A summary grade for the whole course will be given according to the scale Underkänt (U), Godkänt (G) or Väl godkänt (VG).

The format of the seminars

Each seminar group is divided into 3 sub-groups, according to the list you sign up on during the Introductory lecture or later. (I will give you a copy of the list in the next lecture). Each sub-group (of three students) will then have the task of orally introducing the topic and "leading" the discussion of the literature/readings and the seminars assignments in one of seminars. The introduction should be about 10 minutes (and no more than 15 minutes).

The assignments are below or will be handed out at the lecture for each theme seminar. The dates for the written test and re-test you will find on our web site (look for this course and its schedule). If you miss or fail both exams the next exam will be in March 2011.

3. Independent study (thesis work), 15 credits

After completion of the course the students are expected to:

- carry out an independent study on development and/or development theory based on the empirical, methodological, and theoretical knowledge gained during the preceding 75 points in Development Studies


Teaching is done in the form of supervision, individually or in groups, of the thesis work and through active participation in (at least seven) thesis seminars.


The thesis is examined by two teachers/professors in connection with the thesis seminars. The grade summarises the evaluation of the thesis, oral presentation and defence of the thesis, comments (opposition), and active participation in the other thesis seminars. The criteria and how they are combined are formulated in the course presentation handed out in the beginning of the semester. Grades are awarded according the scale "failed", "pass" or "pass with distinction".


The teaching consists of lectures and seminars.


The students are examined by means of a written test, assignments, and active participation in seminars. The third part is examined by means of writing and defending a thesis, commenting on a thesis and active participation in (at least five) theses seminars. An opportunity for a re-test is given ca 3-4 weeks after the first exam. The time and place for the written tests is announced in the schedule on the net. Grades are awarded according the scale "failed", "pass" or "pass with distinction". To get the grade "pass with distinction" for the whole C course that grade is needed for at least 15 points of the totally 30 points. Grades are awarded on a scale comprising the grades VG (pass with distinction), G (pass), and U (fail).

Course level in relation to degree requirements
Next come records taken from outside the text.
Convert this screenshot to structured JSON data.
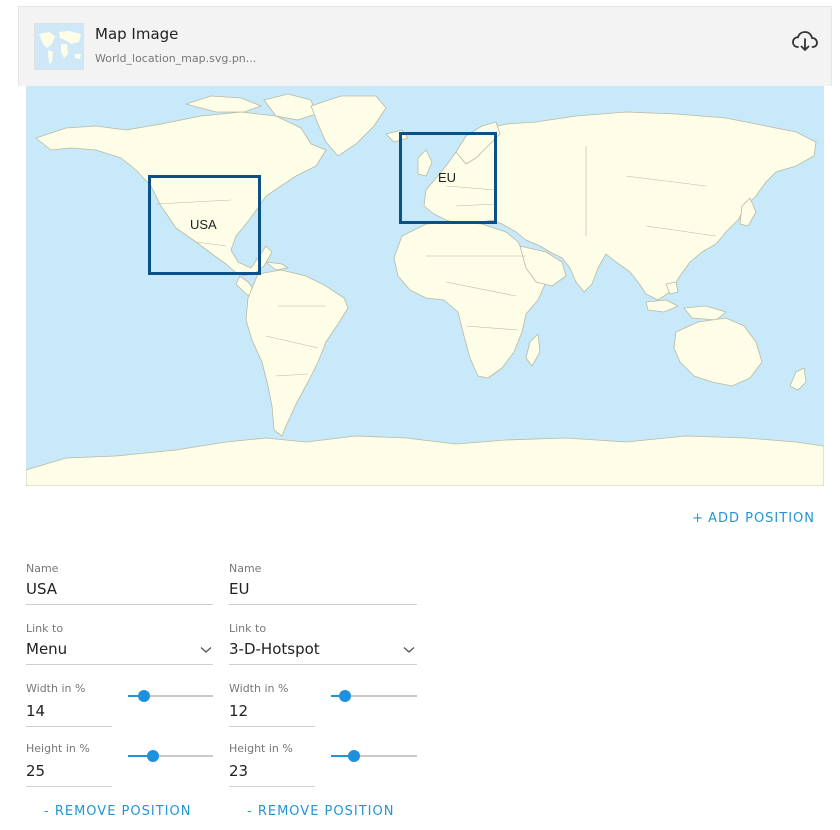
{
  "file": {
    "title": "Map Image",
    "filename": "World_location_map.svg.pn...",
    "download_icon": "cloud-download-icon"
  },
  "colors": {
    "ocean": "#c7e9f9",
    "land": "#fefde8",
    "border": "#b9b9a4",
    "hotspot": "#0b5087",
    "accent": "#2196d4"
  },
  "actions": {
    "add_position": "ADD POSITION",
    "add_prefix": "+",
    "remove_position": "REMOVE POSITION",
    "remove_prefix": "-"
  },
  "positions": [
    {
      "name_label": "Name",
      "name": "USA",
      "link_label": "Link to",
      "link": "Menu",
      "width_label": "Width in %",
      "width": "14",
      "height_label": "Height in %",
      "height": "25"
    },
    {
      "name_label": "Name",
      "name": "EU",
      "link_label": "Link to",
      "link": "3-D-Hotspot",
      "width_label": "Width in %",
      "width": "12",
      "height_label": "Height in %",
      "height": "23"
    }
  ]
}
On completion of the course the students are expected to have deepened their knowledge within development studies. They will have acquired a general view, and knowledge of the current scientific debate. The students' ability to analyse, evaluate and critically examine research and to formulate their own research problems will be deepened, as well as their ability to critically discuss and present information both orally and in writing, and their ability to independently search for scientifically relevant data and information. Additional training in the skill to present their arguments orally as well as in writing in a clear and concise way, will be offered.
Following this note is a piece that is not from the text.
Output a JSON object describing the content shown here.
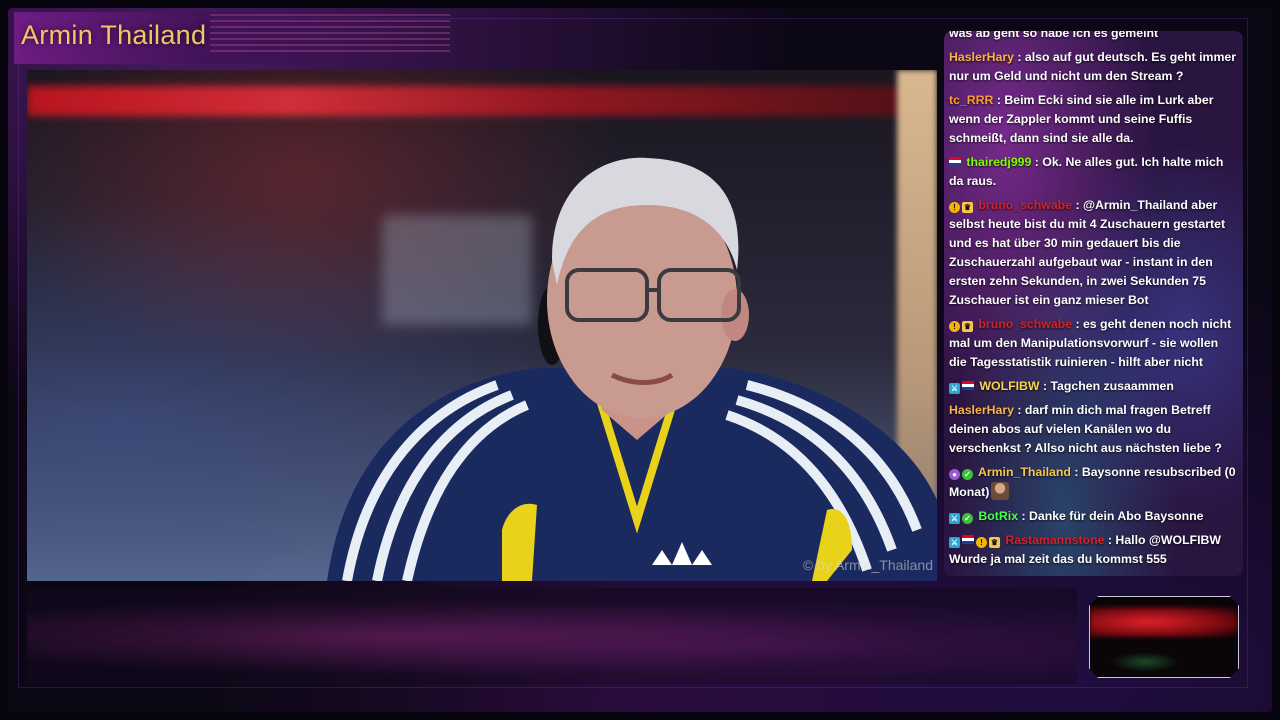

The awareness and knowledge of methods will be deepened, and the methodological skills required to independently raise scientific questions and to carry out simple empirical studies, will be developed. A basic awareness will be acquired concerning the possibilities and limitations of science, its role in society and the public responsibility for its use. While working with the independent project the students' ability to critically, independently and creatively identify and formulate questions will be deepened, and they will learn to plan and carry out qualified assignments within given time limits and with adequate methods, and to present and discuss the underlying conclusions and arguments, both orally and in writing. The skills required for participation in the research and development work, or for working independently in some other qualified field, will be especially developed here.